MIAMI — The thing John Finley is looking forward to the most when he retires is “where I don't have to be somewhere at 8 o'clock every morning.”

 

A 42½-year career in the banking industry comes to an end for Finley on Dec. 31 when he retires as president of First National Bank & Trust of Miami.

 

A reception honoring Finley will be held Friday from 2 to 4 p.m. at the main bank.

 

He will be succeeded as president by Rob Kimbrough, who currently is executive vice president/chief financial officer.

 

“We (Finley and wife, Carolyn) have grandkids in the Tulsa area and the Fort Worth area who we already spend a lot of time with,” Finley said. “I have neglected a lot of 'honey-dos' around the house that I need to catch up on.”

 

He will still be involved, serving on the board of directors at First National and a bank owned by First National in Billings, Missouri.

 

“I will still help out here … it won't be a total disengagement,” he said. “We need to hire some more people, so I will help the guys when they get busy.”

 

Finley, a 1965 graduate of Miami High School, “went to Will Rogers when it was an elementary school.”

 

He also attended Northeastern Oklahoma A&M College and Oklahoma State University.

 

“I have been here 34½ years,” Finley said. “Mike Sexton retired in June and he'd been here 37 or 38 years. Rob will be taking my place and he's been here 38 years. Cindy Brown (assistant vice president) has been here over 40 years, Steve Cline (senior vice president/consumer lending) has been here 38 or so. We're going through a transition.”

 

Finley said the banking industry has changed dramatically, especially in the past seven or eight years.

 

Bigger isn't necessarily better, either.

 

“We may not be as big as they are, but I don't know that there's not that much that they offer that we don't already offer,” Finley said. “The deposit-by-phone, all the remote banking that you do now. Because of the technology, we can all do that.”

 

Data management issues, regulatory issues and mobile banking are the biggest.
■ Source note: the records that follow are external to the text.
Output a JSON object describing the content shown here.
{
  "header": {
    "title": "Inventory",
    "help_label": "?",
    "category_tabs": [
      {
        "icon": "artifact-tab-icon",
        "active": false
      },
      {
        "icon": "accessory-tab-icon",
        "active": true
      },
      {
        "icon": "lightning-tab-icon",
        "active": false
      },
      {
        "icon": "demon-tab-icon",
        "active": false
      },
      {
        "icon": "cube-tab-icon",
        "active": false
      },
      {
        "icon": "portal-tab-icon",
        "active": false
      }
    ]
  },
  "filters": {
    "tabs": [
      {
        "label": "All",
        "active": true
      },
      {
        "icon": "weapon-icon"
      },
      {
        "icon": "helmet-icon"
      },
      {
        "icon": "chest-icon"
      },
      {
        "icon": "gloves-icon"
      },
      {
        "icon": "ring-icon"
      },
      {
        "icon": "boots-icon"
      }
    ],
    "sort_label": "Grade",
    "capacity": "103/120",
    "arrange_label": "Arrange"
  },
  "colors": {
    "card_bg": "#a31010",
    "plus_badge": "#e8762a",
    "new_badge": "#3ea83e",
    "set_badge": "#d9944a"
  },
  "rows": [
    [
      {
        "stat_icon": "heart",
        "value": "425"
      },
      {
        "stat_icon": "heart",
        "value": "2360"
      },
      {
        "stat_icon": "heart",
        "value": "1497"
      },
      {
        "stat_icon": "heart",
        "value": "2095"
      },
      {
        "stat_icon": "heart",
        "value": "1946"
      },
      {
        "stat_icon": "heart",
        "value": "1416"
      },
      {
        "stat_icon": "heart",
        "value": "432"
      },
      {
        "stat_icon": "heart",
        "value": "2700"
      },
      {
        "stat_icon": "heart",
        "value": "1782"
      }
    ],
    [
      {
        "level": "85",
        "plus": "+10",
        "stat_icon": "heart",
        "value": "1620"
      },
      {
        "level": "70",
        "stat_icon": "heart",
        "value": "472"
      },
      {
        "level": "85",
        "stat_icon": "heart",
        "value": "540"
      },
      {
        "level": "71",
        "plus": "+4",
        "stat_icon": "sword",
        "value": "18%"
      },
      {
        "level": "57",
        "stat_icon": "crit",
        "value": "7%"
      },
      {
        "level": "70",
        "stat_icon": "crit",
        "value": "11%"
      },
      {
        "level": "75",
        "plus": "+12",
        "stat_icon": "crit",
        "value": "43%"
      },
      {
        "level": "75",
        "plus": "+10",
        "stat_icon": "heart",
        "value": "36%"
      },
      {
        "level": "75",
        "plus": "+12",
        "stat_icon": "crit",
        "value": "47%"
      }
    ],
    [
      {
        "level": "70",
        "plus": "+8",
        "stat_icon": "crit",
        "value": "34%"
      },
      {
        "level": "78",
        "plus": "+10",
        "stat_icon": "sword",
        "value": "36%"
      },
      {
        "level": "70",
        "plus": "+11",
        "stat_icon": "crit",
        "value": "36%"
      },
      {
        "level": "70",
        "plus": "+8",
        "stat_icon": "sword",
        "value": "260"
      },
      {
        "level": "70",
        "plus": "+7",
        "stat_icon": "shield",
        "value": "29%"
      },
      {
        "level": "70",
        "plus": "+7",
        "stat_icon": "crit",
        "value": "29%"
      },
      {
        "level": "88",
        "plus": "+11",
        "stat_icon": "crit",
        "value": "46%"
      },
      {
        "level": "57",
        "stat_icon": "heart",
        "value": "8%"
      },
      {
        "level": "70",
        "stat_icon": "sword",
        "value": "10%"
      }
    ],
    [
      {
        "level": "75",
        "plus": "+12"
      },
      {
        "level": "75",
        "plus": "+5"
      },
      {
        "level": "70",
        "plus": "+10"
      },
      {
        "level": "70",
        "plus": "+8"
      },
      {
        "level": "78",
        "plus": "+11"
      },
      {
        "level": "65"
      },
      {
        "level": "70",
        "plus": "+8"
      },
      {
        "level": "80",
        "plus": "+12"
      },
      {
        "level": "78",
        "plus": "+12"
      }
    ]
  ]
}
The industry survived 9/11, but was hammered by challenges created by the global banking crisis.

 

“All the problems were created by the four or five big ones, not the banks in Miami, Oklahoma,” Finley said. “We are suffering the consequences. The whole goal of the banking industry, especially the big ones, is to be a paperless business. It seems it's made it easier for real smart thieves to steal. You see it all the time.”